## [Instructions to follow]
Of the lines below, count those containing the word "letter". Reply with the number alone.

(Data records for software interfaces)
##############################

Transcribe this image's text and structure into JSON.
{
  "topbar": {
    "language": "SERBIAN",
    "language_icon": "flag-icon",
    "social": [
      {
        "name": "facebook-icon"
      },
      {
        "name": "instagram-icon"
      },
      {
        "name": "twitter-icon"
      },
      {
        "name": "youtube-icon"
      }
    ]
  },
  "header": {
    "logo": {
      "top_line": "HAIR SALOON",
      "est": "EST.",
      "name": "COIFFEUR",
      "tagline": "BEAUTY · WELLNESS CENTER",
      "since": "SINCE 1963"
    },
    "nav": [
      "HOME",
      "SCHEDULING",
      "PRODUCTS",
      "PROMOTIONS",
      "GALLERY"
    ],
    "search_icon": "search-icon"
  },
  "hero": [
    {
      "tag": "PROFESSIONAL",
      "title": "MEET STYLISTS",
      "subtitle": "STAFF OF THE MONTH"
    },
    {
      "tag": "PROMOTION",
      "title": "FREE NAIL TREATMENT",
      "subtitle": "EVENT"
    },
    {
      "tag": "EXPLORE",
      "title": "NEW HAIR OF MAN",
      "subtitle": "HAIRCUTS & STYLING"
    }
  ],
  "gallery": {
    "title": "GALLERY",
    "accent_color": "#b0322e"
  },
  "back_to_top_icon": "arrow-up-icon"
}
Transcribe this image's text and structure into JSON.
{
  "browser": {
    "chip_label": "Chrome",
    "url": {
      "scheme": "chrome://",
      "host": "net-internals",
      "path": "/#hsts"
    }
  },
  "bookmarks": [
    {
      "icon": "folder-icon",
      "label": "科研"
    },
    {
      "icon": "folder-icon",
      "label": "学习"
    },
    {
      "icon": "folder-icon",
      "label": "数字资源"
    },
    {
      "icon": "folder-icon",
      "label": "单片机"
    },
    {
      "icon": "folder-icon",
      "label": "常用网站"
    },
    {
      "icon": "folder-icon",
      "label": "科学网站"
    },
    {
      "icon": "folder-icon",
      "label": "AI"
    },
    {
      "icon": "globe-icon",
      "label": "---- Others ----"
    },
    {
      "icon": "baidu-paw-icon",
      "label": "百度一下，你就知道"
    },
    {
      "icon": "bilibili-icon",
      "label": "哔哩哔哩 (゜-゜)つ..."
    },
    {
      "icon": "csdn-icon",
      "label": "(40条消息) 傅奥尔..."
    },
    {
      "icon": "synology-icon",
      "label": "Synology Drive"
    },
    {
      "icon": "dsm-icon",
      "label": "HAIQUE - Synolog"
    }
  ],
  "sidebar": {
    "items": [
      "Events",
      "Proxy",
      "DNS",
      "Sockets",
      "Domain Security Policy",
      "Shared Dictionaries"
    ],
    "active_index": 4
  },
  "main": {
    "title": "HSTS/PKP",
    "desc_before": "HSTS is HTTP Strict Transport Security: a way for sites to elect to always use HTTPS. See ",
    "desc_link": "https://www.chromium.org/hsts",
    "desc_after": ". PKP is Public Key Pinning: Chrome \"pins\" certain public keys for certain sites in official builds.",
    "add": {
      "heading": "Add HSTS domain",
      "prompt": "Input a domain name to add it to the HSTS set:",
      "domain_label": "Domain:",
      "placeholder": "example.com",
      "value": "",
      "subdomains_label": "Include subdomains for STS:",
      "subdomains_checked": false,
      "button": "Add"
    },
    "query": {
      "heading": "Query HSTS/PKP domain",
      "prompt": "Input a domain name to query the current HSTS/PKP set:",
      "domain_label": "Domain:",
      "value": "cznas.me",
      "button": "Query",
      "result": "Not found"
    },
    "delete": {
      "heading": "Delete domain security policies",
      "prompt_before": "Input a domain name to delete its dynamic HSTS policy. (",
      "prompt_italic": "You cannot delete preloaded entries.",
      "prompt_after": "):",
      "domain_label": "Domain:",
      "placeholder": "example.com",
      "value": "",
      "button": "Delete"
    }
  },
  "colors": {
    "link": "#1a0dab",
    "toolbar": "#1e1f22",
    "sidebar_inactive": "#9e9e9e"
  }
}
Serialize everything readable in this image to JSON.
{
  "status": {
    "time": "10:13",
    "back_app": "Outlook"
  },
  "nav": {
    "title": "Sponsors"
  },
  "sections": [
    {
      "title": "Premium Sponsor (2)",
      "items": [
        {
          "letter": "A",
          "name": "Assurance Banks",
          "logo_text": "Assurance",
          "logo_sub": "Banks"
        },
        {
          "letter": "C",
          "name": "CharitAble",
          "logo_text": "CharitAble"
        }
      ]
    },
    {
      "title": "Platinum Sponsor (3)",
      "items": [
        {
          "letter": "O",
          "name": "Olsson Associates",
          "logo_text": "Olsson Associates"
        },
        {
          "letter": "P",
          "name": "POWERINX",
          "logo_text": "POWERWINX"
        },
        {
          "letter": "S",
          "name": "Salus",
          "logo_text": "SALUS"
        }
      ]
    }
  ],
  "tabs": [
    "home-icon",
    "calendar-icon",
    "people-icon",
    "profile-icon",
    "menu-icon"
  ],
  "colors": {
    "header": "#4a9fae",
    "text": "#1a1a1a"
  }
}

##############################

## [Response to this exercise]
5